> [Stored entries]:
* * * * * * *

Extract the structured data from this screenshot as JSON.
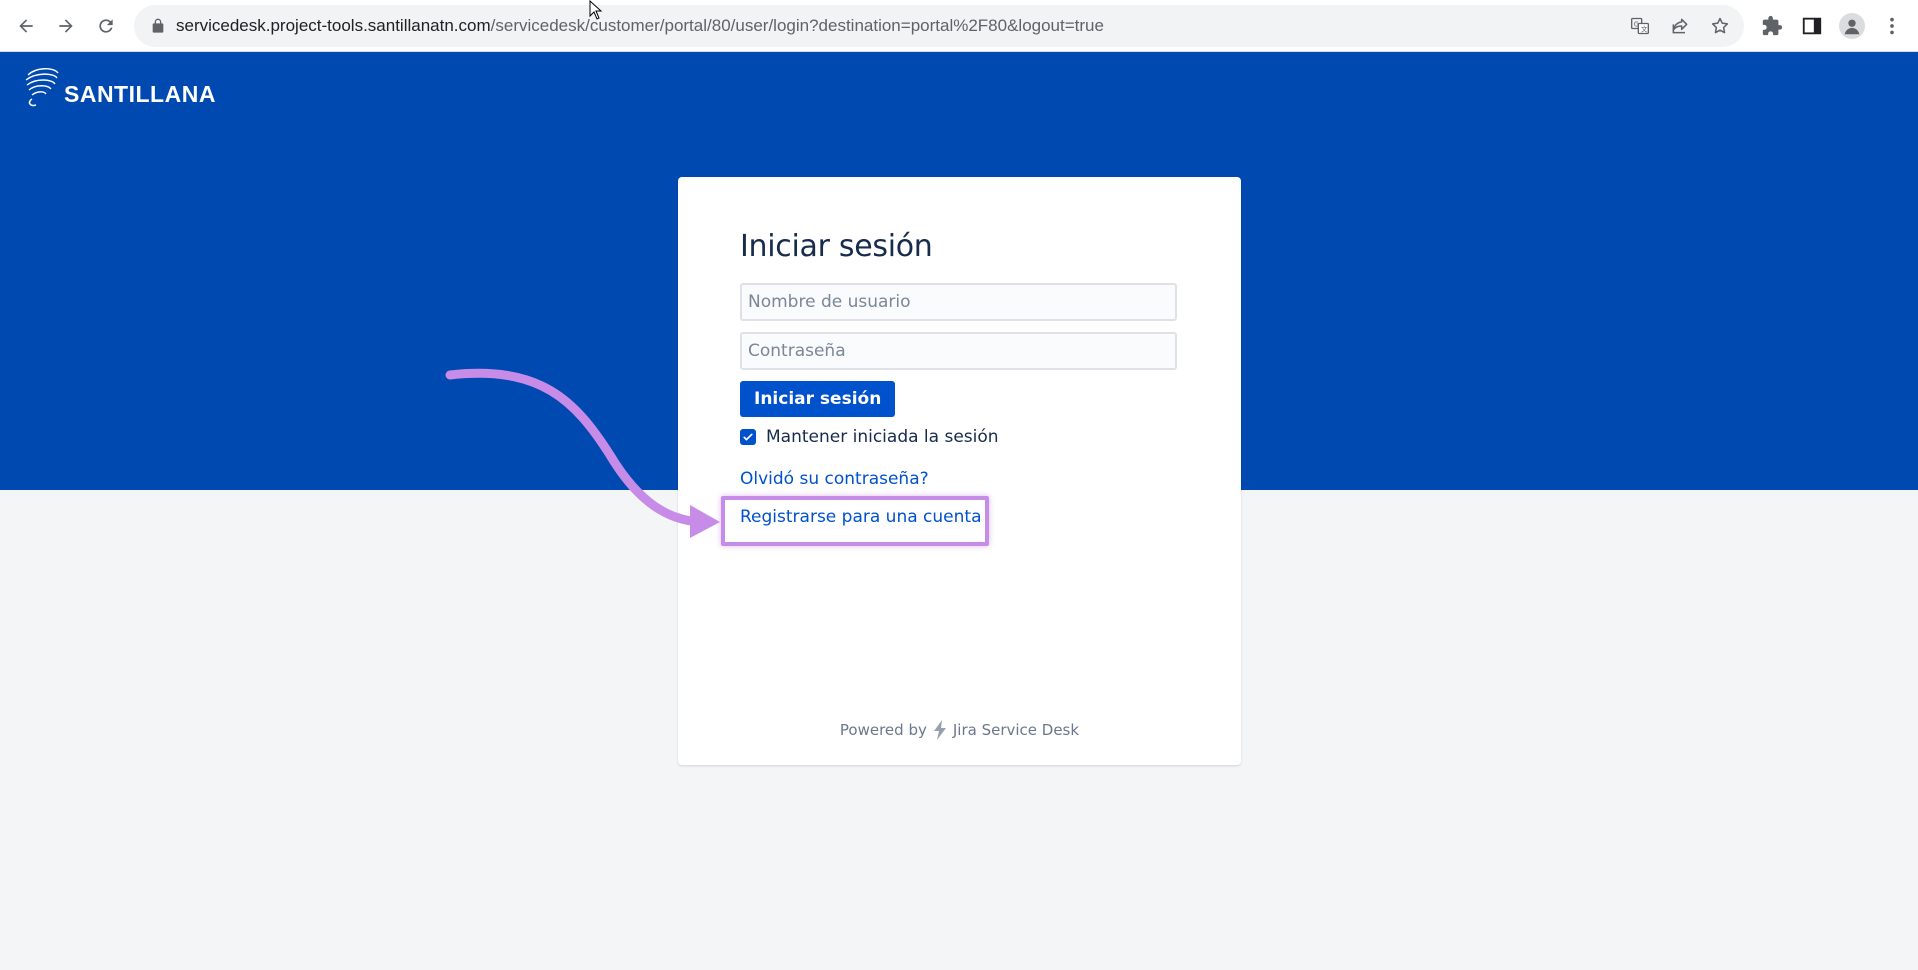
{
  "browser": {
    "url_host": "servicedesk.project-tools.santillanatn.com",
    "url_path": "/servicedesk/customer/portal/80/user/login?destination=portal%2F80&logout=true",
    "icons": [
      "back-icon",
      "forward-icon",
      "reload-icon",
      "lock-icon",
      "translate-icon",
      "share-icon",
      "bookmark-star-icon",
      "extensions-icon",
      "side-panel-icon",
      "profile-icon",
      "menu-kebab-icon"
    ]
  },
  "brand": {
    "logo_text": "SANTILLANA",
    "hero_color": "#0049b0"
  },
  "login": {
    "title": "Iniciar sesión",
    "username_placeholder": "Nombre de usuario",
    "password_placeholder": "Contraseña",
    "submit_label": "Iniciar sesión",
    "remember_label": "Mantener iniciada la sesión",
    "remember_checked": true,
    "forgot_link": "Olvidó su contraseña?",
    "register_link": "Registrarse para una cuenta"
  },
  "footer": {
    "powered_prefix": "Powered by",
    "powered_product": "Jira Service Desk"
  },
  "annotation": {
    "color": "#c78be8"
  }
}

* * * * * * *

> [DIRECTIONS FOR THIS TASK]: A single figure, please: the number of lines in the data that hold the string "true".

> [SOLUTION FOR THIS TASK]: 2